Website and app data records
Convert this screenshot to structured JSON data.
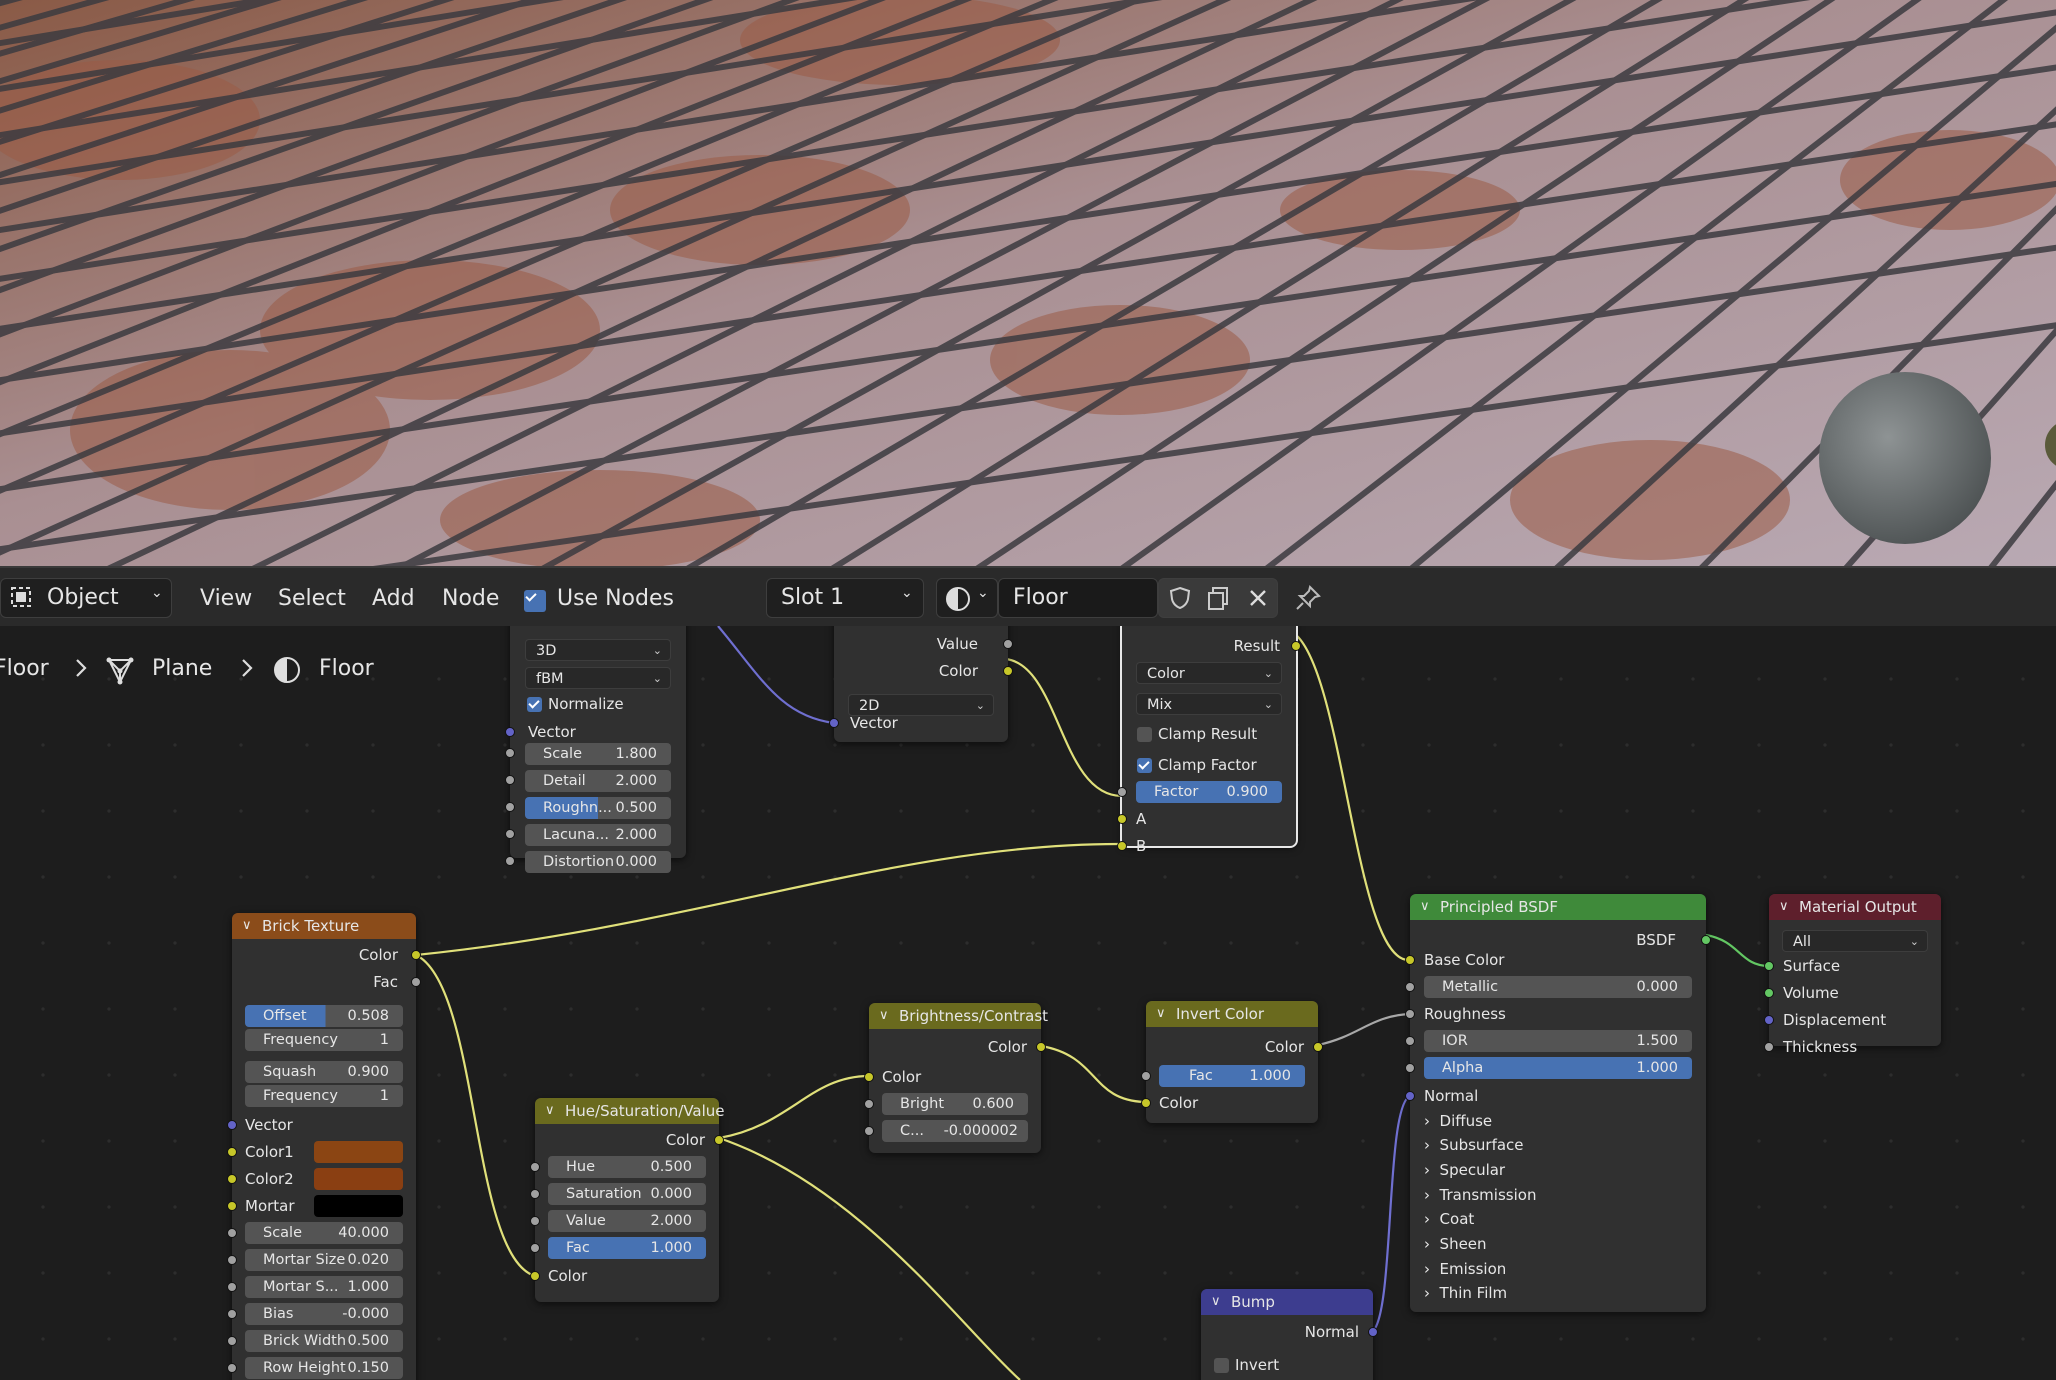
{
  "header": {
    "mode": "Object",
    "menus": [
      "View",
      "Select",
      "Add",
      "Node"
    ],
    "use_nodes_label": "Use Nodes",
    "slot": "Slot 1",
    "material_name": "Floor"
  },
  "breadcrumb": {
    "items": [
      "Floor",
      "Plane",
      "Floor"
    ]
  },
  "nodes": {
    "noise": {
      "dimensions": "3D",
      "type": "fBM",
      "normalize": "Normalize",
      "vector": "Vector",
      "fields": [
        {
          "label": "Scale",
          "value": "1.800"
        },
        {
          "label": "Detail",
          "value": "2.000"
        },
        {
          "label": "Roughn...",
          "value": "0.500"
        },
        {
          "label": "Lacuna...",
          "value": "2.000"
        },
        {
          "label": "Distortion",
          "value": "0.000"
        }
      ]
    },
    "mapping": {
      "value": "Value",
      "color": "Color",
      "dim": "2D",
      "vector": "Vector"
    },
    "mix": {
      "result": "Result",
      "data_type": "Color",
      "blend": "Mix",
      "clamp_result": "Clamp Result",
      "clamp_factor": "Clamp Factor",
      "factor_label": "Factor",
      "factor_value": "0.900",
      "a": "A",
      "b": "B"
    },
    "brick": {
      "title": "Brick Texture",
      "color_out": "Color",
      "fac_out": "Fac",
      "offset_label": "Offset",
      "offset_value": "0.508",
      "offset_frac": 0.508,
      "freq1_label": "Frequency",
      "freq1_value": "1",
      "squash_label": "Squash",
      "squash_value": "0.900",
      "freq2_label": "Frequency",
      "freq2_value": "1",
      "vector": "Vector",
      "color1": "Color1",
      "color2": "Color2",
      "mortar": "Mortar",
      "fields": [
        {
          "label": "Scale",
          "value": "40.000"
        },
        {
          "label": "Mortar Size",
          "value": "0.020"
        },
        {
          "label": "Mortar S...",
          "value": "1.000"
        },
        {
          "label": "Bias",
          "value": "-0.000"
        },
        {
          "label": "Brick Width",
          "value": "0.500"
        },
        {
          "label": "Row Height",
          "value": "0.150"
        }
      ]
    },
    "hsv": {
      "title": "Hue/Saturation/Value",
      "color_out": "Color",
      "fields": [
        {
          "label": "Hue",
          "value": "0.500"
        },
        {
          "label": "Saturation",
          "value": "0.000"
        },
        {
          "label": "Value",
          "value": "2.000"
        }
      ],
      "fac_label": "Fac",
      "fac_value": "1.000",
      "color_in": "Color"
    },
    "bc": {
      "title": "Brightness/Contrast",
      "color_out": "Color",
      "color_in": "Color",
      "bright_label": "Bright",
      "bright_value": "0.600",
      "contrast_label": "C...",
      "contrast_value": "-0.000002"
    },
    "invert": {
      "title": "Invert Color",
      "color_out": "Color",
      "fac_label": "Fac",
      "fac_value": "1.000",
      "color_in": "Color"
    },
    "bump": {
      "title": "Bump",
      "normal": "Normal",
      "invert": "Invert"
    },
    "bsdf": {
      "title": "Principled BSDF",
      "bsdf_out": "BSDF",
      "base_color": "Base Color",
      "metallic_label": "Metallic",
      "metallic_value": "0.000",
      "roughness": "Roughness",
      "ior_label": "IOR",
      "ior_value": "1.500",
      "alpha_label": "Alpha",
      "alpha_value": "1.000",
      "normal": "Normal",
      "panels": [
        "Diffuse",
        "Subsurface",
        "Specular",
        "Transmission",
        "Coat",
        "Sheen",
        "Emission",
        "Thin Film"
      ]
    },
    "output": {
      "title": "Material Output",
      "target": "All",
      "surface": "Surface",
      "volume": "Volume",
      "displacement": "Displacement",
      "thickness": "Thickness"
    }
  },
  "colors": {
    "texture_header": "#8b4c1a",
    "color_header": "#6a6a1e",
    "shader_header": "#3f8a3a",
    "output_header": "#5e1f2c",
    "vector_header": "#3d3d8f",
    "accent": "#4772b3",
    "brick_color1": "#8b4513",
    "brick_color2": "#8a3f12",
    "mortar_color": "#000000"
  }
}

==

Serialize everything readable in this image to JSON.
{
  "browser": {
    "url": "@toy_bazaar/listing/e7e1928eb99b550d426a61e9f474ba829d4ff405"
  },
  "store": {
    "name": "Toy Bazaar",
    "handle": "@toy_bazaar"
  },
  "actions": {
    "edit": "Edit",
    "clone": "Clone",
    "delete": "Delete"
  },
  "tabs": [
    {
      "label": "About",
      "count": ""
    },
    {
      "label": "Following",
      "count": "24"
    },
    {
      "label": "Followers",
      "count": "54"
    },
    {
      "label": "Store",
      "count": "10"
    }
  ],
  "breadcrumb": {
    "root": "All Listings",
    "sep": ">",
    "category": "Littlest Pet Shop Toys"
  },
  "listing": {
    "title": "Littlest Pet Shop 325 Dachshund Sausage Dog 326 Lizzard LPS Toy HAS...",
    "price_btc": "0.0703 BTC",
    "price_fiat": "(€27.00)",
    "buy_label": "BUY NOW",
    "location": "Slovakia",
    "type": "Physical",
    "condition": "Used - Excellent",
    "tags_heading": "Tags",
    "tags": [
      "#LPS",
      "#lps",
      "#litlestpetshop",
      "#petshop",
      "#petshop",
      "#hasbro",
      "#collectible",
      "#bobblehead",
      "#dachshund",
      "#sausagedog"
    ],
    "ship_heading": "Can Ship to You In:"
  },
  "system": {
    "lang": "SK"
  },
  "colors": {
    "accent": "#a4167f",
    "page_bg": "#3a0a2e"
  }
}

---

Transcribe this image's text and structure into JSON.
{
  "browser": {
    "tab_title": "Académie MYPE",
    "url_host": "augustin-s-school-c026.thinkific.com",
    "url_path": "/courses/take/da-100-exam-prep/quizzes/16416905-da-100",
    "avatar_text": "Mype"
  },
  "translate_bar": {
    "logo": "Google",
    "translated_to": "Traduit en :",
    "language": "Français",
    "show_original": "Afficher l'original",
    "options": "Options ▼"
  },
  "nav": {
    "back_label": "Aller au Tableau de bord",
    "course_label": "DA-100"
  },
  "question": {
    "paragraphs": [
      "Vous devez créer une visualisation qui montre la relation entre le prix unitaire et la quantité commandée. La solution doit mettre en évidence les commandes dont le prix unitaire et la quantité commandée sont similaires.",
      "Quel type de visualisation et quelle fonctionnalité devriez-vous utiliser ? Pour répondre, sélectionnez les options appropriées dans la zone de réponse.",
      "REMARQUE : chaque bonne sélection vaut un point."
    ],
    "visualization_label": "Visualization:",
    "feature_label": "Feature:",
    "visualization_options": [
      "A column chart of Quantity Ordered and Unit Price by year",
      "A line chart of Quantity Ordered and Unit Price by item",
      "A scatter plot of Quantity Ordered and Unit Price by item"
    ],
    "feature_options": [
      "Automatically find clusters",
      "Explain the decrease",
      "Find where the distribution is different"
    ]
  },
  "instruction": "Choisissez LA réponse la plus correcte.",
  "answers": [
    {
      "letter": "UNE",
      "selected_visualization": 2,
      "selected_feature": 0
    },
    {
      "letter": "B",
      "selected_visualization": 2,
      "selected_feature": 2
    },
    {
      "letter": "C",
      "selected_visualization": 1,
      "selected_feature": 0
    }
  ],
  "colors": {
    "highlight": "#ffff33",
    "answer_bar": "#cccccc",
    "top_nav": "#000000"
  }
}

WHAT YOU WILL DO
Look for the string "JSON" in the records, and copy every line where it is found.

ANSWER SPACE
Convert this screenshot to structured JSON data.
Serialize everything readable in this image to JSON.
Transcribe this image's text and structure into JSON.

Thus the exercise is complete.